This fifth Media in Transition conference, then, aims to generate a conversation that compares historical forms of cultural expression with contemporary media practices. We hope this event will appeal widely across disciplines and scholarly and professional boundaries.

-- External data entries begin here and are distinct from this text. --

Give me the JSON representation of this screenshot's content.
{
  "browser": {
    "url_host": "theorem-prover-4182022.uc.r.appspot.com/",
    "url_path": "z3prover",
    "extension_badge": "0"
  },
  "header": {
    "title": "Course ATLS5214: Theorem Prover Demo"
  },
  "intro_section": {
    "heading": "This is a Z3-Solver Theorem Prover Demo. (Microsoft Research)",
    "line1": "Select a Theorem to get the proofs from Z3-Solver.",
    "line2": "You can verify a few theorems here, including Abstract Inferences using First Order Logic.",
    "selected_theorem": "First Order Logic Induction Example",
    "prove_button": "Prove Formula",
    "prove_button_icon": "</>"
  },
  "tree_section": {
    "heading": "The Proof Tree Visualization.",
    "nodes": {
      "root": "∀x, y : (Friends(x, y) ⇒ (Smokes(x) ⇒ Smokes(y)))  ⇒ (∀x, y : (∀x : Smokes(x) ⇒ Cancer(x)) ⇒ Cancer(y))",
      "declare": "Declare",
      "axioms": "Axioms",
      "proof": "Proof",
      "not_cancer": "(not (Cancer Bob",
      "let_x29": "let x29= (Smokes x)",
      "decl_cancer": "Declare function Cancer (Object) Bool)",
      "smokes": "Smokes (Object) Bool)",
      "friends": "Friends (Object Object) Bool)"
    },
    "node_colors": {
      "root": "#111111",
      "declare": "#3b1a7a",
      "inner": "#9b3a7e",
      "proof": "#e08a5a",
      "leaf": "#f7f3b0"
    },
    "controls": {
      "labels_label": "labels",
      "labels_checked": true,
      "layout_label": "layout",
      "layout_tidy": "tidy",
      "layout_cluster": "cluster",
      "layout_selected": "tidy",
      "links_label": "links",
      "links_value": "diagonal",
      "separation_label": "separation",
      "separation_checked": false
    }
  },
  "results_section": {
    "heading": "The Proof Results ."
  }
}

For example, we hope this conference will bring together such figures as:
- anthropologists of oral and folk cultures
- historians of the book and reading publics
- political scientists and legal scholars interested in alternative approaches to intellectual property
- media educators who aim to help students think about their ethical responsibilities in this new participatory culture
- artists ready to discuss appropriation and collaboration in their own work
- economists and business leaders interested in the new relationships that are emerging between media producers and consumers
- activists and netizens interested in the ways new technologies democratize who has the right to be an author
Among topics the conference might explore:
- history of authorship and copyright
- folk practices in traditional and contemporary society
- appropriating materials from other cultures: political and ethical dilemmas poetics and politics of fan culture
- blogging, podcasting, and collective intelligence
- media literacy and the ethics of participatory culture
- artistic collaboration and cultural production, past and present
- fair use and intellectual property
- sampling and remixing in popular music
- cultural production in traditional and developing societies
- Web 2.0 and the "architecture of participation"
- creative industries and user-generated content
- parody, spoofs, and mash-ups as critical commentary
- game mods and machinima
- the workings of genre in different media systems
- law and technological change
Short abstracts of no more than 200 words for papers or panels should be sent via email to Brad Seawell at email@example.com no later than January 5, 2007 . Brad can be reached by phone at 617-253-3521. Email submissions are preferred, but abstracts can be mailed to:
Cambridge , MA 02139
Please include a short (75 words or less) biographical statement.